* [Problem details]
Every entry is to be returned exactly as it stands; the pictures are to be dropped.

________________

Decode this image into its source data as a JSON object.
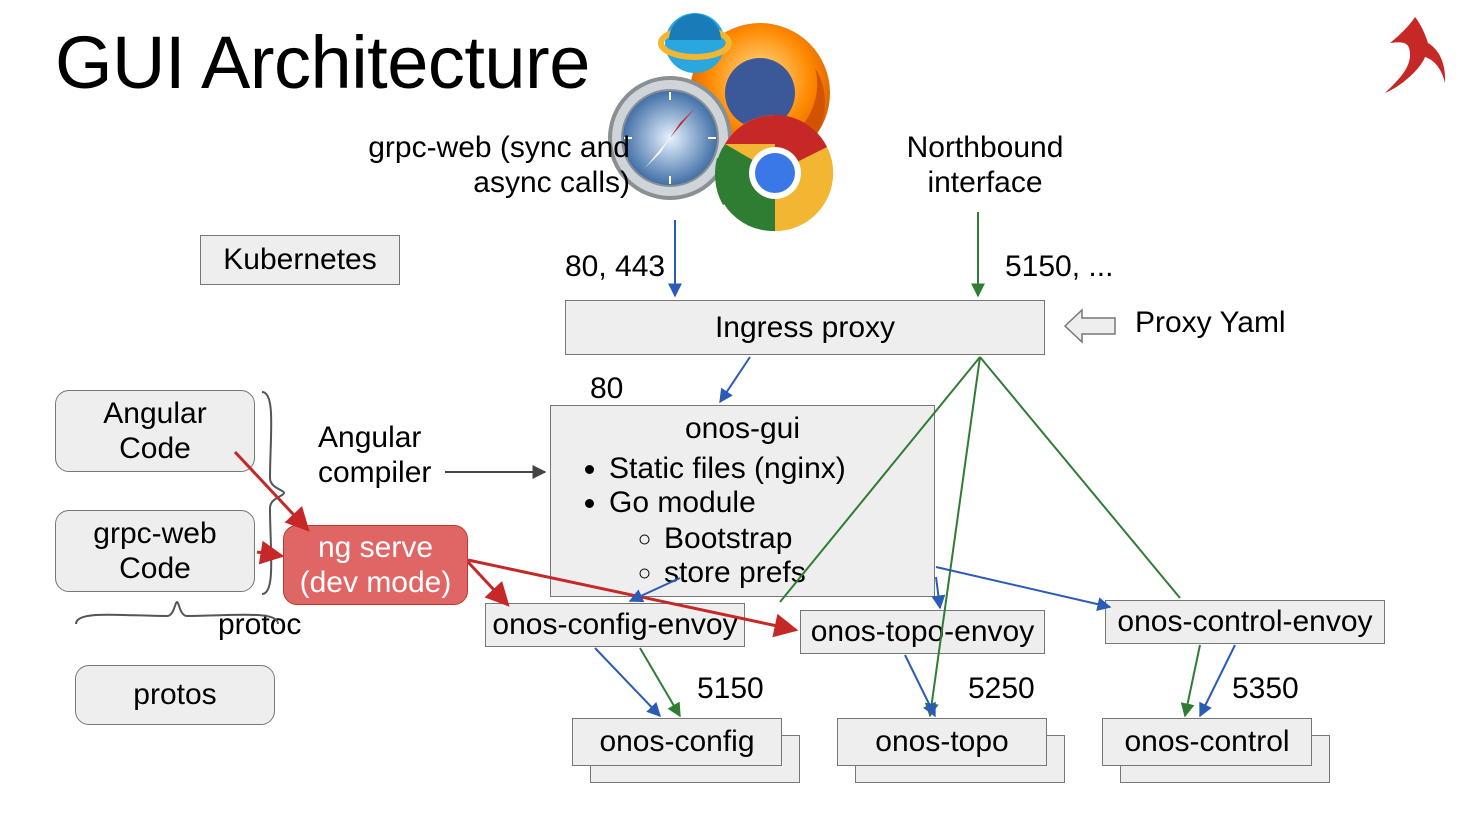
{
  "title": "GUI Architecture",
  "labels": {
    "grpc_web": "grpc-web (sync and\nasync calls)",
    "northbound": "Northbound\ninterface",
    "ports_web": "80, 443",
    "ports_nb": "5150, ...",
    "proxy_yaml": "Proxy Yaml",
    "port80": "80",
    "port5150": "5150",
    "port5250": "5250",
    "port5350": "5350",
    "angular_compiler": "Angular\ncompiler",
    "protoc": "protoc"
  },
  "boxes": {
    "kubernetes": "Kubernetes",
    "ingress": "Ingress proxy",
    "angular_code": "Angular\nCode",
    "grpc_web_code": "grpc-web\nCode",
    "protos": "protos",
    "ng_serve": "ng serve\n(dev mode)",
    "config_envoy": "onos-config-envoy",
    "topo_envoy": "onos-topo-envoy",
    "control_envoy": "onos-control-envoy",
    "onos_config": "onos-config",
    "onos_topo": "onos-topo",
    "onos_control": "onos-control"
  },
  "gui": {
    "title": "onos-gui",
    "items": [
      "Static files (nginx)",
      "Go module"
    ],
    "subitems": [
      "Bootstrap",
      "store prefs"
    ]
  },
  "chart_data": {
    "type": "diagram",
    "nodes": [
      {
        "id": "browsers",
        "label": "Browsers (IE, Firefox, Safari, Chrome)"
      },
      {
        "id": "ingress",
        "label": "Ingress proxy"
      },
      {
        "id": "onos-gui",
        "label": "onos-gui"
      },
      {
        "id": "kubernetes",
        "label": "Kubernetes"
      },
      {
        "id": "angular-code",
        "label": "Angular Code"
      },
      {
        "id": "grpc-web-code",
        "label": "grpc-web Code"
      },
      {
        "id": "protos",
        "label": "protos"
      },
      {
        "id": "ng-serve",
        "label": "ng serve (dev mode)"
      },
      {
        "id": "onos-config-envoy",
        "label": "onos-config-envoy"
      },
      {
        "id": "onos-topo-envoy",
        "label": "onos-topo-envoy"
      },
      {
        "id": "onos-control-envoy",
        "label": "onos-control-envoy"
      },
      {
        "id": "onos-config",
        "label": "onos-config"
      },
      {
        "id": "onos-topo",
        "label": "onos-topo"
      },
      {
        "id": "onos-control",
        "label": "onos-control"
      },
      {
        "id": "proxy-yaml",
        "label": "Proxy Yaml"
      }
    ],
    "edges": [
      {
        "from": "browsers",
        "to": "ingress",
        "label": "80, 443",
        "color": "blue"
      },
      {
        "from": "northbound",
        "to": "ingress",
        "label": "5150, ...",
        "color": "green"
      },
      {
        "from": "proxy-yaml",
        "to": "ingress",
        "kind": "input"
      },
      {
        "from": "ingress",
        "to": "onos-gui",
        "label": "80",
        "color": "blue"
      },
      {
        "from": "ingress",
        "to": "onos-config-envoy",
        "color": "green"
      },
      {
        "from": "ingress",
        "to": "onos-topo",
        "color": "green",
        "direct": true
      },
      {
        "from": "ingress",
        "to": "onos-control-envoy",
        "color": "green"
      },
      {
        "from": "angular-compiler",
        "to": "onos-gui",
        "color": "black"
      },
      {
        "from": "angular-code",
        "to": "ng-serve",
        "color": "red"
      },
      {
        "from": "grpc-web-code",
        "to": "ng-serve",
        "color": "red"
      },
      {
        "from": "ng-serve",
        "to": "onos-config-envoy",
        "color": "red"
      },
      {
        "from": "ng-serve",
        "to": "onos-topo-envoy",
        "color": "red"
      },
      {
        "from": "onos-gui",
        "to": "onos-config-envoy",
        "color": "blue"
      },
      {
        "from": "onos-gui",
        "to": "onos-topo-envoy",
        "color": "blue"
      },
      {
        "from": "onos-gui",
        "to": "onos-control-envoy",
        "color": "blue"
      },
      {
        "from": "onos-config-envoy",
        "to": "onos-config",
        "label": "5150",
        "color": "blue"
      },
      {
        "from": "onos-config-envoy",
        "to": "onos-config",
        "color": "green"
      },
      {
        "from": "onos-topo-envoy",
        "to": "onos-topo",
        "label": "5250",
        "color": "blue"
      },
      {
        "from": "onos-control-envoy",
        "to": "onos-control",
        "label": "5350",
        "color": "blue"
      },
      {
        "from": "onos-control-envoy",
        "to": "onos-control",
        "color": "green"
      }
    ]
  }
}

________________

* [Exercise response]
Decode this image into its source data as a JSON object.
{
  "title": "GUI Architecture",
  "labels": {
    "grpc_web": "grpc-web (sync and\nasync calls)",
    "northbound": "Northbound\ninterface",
    "ports_web": "80, 443",
    "ports_nb": "5150, ...",
    "proxy_yaml": "Proxy Yaml",
    "port80": "80",
    "port5150": "5150",
    "port5250": "5250",
    "port5350": "5350",
    "angular_compiler": "Angular\ncompiler",
    "protoc": "protoc"
  },
  "boxes": {
    "kubernetes": "Kubernetes",
    "ingress": "Ingress proxy",
    "angular_code": "Angular\nCode",
    "grpc_web_code": "grpc-web\nCode",
    "protos": "protos",
    "ng_serve": "ng serve\n(dev mode)",
    "config_envoy": "onos-config-envoy",
    "topo_envoy": "onos-topo-envoy",
    "control_envoy": "onos-control-envoy",
    "onos_config": "onos-config",
    "onos_topo": "onos-topo",
    "onos_control": "onos-control"
  },
  "gui": {
    "title": "onos-gui",
    "items": [
      "Static files (nginx)",
      "Go module"
    ],
    "subitems": [
      "Bootstrap",
      "store prefs"
    ]
  },
  "chart_data": {
    "type": "diagram",
    "nodes": [
      {
        "id": "browsers",
        "label": "Browsers (IE, Firefox, Safari, Chrome)"
      },
      {
        "id": "ingress",
        "label": "Ingress proxy"
      },
      {
        "id": "onos-gui",
        "label": "onos-gui"
      },
      {
        "id": "kubernetes",
        "label": "Kubernetes"
      },
      {
        "id": "angular-code",
        "label": "Angular Code"
      },
      {
        "id": "grpc-web-code",
        "label": "grpc-web Code"
      },
      {
        "id": "protos",
        "label": "protos"
      },
      {
        "id": "ng-serve",
        "label": "ng serve (dev mode)"
      },
      {
        "id": "onos-config-envoy",
        "label": "onos-config-envoy"
      },
      {
        "id": "onos-topo-envoy",
        "label": "onos-topo-envoy"
      },
      {
        "id": "onos-control-envoy",
        "label": "onos-control-envoy"
      },
      {
        "id": "onos-config",
        "label": "onos-config"
      },
      {
        "id": "onos-topo",
        "label": "onos-topo"
      },
      {
        "id": "onos-control",
        "label": "onos-control"
      },
      {
        "id": "proxy-yaml",
        "label": "Proxy Yaml"
      }
    ],
    "edges": [
      {
        "from": "browsers",
        "to": "ingress",
        "label": "80, 443",
        "color": "blue"
      },
      {
        "from": "northbound",
        "to": "ingress",
        "label": "5150, ...",
        "color": "green"
      },
      {
        "from": "proxy-yaml",
        "to": "ingress",
        "kind": "input"
      },
      {
        "from": "ingress",
        "to": "onos-gui",
        "label": "80",
        "color": "blue"
      },
      {
        "from": "ingress",
        "to": "onos-config-envoy",
        "color": "green"
      },
      {
        "from": "ingress",
        "to": "onos-topo",
        "color": "green",
        "direct": true
      },
      {
        "from": "ingress",
        "to": "onos-control-envoy",
        "color": "green"
      },
      {
        "from": "angular-compiler",
        "to": "onos-gui",
        "color": "black"
      },
      {
        "from": "angular-code",
        "to": "ng-serve",
        "color": "red"
      },
      {
        "from": "grpc-web-code",
        "to": "ng-serve",
        "color": "red"
      },
      {
        "from": "ng-serve",
        "to": "onos-config-envoy",
        "color": "red"
      },
      {
        "from": "ng-serve",
        "to": "onos-topo-envoy",
        "color": "red"
      },
      {
        "from": "onos-gui",
        "to": "onos-config-envoy",
        "color": "blue"
      },
      {
        "from": "onos-gui",
        "to": "onos-topo-envoy",
        "color": "blue"
      },
      {
        "from": "onos-gui",
        "to": "onos-control-envoy",
        "color": "blue"
      },
      {
        "from": "onos-config-envoy",
        "to": "onos-config",
        "label": "5150",
        "color": "blue"
      },
      {
        "from": "onos-config-envoy",
        "to": "onos-config",
        "color": "green"
      },
      {
        "from": "onos-topo-envoy",
        "to": "onos-topo",
        "label": "5250",
        "color": "blue"
      },
      {
        "from": "onos-control-envoy",
        "to": "onos-control",
        "label": "5350",
        "color": "blue"
      },
      {
        "from": "onos-control-envoy",
        "to": "onos-control",
        "color": "green"
      }
    ]
  }
}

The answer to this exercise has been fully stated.